Return every line of the listing that includes the string "this".
:::
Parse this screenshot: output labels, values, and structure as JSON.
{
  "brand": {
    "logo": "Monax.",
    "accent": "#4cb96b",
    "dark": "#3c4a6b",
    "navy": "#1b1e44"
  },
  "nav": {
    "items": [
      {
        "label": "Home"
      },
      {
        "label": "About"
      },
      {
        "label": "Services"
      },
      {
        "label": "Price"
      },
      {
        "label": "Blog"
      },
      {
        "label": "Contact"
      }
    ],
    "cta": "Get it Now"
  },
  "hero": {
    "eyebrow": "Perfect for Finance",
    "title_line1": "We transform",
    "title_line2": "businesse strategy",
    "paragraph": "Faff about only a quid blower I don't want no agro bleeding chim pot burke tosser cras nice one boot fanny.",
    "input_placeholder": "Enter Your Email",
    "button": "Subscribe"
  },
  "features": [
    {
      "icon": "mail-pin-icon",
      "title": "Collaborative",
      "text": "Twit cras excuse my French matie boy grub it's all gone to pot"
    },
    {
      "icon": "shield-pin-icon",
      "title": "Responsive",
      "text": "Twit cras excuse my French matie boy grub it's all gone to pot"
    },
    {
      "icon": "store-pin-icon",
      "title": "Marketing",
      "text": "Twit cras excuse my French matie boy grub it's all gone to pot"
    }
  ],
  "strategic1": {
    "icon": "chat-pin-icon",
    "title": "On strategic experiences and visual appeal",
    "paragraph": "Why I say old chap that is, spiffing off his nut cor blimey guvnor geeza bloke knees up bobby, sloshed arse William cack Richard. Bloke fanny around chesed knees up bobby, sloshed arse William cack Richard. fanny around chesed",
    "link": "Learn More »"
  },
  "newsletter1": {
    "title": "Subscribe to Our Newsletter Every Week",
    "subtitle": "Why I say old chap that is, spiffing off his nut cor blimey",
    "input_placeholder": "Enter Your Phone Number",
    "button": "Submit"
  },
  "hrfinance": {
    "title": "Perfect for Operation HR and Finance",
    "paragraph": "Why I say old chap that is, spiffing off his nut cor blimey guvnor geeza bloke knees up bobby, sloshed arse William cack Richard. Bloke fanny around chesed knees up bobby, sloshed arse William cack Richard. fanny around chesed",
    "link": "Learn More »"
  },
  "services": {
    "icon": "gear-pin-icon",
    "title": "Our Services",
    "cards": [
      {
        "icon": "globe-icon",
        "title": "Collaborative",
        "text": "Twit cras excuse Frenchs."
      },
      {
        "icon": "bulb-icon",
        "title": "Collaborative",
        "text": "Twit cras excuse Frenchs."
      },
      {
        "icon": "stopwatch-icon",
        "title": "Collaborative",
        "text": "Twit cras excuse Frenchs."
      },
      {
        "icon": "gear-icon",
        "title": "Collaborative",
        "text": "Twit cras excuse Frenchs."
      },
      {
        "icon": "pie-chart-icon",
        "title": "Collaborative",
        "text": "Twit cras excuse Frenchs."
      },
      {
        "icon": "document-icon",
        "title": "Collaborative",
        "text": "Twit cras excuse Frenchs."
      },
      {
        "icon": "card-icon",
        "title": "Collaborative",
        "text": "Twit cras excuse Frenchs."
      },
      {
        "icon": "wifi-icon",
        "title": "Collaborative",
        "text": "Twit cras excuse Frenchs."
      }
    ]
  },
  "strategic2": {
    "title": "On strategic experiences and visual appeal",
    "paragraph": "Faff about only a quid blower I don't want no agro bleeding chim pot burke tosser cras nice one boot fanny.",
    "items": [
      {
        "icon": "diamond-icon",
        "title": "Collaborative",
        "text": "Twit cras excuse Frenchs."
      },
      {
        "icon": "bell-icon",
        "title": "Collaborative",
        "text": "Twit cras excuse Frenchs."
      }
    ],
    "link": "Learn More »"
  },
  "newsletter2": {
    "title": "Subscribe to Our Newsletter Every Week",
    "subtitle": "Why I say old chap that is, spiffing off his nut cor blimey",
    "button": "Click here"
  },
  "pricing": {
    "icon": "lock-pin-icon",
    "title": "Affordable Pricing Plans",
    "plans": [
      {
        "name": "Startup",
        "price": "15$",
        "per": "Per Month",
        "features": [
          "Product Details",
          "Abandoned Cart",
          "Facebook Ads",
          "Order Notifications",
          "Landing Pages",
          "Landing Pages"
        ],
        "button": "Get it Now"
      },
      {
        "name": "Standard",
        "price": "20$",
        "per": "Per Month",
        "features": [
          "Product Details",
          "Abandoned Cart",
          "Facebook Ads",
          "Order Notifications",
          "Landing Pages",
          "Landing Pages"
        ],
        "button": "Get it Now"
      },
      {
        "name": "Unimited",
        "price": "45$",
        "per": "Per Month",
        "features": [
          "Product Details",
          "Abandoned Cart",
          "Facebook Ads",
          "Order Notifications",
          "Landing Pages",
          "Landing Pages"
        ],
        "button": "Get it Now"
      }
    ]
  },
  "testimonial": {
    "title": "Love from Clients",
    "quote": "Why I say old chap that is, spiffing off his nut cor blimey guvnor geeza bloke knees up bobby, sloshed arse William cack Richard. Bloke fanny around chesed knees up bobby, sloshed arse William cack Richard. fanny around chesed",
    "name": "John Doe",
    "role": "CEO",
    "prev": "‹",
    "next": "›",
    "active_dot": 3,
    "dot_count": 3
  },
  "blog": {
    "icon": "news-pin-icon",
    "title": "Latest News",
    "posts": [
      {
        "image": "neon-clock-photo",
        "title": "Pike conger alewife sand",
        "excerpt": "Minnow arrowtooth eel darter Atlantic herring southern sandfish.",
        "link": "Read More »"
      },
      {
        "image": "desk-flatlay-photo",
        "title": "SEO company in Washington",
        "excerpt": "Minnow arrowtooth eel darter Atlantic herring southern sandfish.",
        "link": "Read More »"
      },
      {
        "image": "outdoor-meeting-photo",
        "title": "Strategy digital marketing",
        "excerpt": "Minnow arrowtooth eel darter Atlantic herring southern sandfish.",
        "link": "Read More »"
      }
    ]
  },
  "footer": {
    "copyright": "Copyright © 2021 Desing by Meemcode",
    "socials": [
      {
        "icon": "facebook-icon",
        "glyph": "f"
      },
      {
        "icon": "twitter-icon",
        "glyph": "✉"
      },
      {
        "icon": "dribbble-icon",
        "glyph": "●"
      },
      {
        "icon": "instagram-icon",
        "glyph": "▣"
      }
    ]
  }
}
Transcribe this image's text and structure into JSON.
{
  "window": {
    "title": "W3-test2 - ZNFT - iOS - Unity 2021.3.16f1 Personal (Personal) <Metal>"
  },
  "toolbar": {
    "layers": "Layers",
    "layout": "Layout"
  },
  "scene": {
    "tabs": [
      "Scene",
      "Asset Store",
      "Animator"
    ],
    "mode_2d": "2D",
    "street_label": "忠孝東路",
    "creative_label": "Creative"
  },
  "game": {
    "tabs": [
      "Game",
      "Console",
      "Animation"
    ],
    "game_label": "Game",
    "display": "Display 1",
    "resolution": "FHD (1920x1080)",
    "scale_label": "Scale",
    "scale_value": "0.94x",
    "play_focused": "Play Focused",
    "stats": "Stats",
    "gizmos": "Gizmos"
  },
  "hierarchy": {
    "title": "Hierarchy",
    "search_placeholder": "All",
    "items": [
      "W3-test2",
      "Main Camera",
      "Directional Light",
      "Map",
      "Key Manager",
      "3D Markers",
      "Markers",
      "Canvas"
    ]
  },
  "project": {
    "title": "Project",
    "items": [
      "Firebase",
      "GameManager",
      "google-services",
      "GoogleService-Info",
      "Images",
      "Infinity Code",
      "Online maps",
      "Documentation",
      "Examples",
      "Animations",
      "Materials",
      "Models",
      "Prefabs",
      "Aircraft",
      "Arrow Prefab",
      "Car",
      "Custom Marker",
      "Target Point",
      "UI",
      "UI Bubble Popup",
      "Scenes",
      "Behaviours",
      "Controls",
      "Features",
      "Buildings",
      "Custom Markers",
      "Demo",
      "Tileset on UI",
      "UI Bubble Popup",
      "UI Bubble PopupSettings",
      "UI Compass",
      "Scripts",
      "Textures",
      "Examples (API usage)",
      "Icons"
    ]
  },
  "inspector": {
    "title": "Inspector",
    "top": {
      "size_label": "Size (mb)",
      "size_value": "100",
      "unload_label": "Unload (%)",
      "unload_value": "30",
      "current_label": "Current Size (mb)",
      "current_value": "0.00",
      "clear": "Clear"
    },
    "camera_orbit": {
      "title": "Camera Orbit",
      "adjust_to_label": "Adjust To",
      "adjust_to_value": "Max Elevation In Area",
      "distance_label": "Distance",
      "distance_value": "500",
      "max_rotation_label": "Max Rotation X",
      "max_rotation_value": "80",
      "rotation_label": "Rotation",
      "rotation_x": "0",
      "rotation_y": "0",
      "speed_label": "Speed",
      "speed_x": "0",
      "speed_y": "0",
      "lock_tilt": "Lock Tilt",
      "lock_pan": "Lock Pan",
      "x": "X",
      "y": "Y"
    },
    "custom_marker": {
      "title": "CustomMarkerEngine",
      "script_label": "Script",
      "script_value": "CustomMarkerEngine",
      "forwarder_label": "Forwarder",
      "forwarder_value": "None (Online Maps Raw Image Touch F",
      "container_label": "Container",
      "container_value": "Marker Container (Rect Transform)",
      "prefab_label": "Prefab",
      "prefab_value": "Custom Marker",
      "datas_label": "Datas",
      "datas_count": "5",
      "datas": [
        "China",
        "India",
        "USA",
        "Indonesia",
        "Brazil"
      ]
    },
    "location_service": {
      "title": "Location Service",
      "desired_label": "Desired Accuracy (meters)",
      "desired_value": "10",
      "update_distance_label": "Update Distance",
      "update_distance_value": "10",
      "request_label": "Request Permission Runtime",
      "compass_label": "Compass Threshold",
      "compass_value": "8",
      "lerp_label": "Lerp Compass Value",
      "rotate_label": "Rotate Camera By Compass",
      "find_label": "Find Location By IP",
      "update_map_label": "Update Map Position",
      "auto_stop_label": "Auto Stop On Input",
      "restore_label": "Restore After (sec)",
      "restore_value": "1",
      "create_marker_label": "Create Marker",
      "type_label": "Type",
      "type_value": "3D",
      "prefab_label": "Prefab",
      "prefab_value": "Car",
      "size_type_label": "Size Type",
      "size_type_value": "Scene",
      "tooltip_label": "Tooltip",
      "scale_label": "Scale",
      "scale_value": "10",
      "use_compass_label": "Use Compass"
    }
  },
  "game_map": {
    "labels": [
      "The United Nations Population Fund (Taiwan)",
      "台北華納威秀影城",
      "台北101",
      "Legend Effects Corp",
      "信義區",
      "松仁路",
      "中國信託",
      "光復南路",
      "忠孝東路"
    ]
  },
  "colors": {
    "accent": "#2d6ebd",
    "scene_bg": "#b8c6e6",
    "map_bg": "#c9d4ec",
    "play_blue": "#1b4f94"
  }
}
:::
OUTPUT -
Parse this screenshot: output labels, values, and structure as JSON.
Transcribe this image's text and structure into JSON.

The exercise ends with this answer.